[[ DATA FOR ANALYSIS open ]]

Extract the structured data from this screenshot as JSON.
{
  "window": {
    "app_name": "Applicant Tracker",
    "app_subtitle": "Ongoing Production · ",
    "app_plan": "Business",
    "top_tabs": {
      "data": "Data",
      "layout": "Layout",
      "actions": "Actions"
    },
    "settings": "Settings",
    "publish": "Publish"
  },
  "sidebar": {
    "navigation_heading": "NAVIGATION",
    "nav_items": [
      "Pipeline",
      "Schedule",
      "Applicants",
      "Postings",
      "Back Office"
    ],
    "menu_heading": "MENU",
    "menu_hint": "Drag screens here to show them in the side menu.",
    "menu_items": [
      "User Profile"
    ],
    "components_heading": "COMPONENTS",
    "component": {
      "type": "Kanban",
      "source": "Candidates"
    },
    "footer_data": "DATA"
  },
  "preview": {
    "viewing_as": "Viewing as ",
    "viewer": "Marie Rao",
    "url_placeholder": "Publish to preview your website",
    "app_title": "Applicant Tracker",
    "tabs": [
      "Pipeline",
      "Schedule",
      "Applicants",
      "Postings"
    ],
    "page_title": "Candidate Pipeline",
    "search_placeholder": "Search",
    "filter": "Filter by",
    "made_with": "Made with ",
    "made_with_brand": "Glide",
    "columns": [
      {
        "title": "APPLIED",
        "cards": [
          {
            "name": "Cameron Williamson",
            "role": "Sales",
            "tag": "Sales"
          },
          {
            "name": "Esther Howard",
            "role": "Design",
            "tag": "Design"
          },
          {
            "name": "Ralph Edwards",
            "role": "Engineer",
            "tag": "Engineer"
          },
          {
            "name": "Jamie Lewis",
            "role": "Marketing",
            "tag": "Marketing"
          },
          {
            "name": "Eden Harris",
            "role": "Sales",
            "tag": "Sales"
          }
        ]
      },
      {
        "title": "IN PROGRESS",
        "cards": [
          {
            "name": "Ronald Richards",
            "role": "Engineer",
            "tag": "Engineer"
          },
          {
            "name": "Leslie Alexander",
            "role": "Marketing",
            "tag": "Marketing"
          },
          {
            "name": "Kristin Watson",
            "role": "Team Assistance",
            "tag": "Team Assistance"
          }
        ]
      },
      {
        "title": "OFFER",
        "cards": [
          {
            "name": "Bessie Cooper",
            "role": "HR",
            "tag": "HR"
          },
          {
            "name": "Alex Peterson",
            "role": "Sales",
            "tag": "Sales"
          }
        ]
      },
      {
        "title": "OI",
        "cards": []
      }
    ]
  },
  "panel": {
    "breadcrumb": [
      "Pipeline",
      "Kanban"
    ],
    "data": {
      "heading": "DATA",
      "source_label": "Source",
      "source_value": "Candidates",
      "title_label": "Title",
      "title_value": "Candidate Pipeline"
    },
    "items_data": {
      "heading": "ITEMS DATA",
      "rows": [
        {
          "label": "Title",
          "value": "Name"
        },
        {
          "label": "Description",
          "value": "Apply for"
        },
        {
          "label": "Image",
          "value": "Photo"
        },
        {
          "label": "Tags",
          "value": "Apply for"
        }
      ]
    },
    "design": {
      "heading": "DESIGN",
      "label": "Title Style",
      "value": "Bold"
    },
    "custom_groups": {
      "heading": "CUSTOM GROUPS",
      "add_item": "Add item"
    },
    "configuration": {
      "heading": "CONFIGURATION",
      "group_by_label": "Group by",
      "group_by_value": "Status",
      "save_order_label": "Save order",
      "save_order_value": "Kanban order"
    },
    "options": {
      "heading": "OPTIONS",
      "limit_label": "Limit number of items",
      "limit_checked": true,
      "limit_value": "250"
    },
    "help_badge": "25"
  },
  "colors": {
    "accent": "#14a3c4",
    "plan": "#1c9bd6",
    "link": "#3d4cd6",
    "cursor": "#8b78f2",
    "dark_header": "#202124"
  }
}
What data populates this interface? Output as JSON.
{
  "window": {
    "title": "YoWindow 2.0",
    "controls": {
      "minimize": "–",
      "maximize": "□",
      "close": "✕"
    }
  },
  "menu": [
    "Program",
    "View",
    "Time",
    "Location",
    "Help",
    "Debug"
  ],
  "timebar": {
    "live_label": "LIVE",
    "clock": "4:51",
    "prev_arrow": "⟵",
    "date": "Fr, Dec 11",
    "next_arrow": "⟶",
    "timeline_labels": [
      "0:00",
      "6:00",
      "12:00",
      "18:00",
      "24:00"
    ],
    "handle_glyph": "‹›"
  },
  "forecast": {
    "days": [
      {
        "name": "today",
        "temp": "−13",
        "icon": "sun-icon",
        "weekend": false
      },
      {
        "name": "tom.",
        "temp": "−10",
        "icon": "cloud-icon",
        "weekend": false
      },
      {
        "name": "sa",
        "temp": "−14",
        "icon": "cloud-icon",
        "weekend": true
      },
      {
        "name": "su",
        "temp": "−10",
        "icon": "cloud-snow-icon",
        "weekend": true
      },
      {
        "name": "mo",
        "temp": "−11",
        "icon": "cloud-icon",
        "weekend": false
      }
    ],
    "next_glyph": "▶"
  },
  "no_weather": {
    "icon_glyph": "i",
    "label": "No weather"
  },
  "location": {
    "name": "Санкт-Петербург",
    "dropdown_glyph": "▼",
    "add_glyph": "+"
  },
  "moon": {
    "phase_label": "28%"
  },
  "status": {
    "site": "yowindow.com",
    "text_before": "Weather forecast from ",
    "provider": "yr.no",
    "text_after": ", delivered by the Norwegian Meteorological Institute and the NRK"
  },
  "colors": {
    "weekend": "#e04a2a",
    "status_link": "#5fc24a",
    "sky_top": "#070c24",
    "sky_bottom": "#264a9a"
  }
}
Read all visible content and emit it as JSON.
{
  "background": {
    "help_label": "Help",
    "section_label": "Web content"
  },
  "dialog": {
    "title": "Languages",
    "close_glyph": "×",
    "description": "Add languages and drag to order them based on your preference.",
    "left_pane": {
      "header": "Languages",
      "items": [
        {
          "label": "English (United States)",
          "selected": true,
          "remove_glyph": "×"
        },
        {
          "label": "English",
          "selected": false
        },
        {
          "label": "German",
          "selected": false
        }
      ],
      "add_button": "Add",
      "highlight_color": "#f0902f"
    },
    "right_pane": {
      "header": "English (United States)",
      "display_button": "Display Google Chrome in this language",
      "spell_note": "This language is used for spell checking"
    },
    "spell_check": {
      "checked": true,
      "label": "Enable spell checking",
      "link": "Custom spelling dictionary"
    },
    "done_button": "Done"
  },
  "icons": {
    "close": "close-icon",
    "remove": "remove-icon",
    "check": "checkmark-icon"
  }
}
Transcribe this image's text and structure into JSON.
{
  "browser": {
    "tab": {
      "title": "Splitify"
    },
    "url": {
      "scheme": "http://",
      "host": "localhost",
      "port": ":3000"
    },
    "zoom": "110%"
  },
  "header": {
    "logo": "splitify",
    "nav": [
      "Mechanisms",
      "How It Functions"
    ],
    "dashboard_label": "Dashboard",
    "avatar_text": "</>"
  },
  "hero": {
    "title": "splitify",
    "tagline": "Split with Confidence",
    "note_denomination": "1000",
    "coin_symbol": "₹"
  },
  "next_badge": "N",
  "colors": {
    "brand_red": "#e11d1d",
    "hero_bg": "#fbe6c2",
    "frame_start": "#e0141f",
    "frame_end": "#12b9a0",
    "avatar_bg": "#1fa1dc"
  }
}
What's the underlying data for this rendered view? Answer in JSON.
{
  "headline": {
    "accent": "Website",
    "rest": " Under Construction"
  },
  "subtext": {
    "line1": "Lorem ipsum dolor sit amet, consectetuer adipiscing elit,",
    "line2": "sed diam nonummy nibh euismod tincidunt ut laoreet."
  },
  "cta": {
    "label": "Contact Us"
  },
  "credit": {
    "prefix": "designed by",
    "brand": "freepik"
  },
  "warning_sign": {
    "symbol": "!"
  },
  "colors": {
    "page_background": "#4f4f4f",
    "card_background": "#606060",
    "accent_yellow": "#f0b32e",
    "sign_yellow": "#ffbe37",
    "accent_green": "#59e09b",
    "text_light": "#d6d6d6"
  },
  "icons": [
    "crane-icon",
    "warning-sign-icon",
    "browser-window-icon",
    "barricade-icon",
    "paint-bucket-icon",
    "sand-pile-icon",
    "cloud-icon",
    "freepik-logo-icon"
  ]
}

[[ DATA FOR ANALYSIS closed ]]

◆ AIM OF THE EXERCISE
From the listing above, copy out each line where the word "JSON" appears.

◆ RESULT BELOW
Extract the structured data from this screenshot as JSON.
What data populates this interface? Output as JSON.
Read all visible content and emit it as JSON.
Transcribe this image's text and structure into JSON.
What's the underlying data for this rendered view? Answer in JSON.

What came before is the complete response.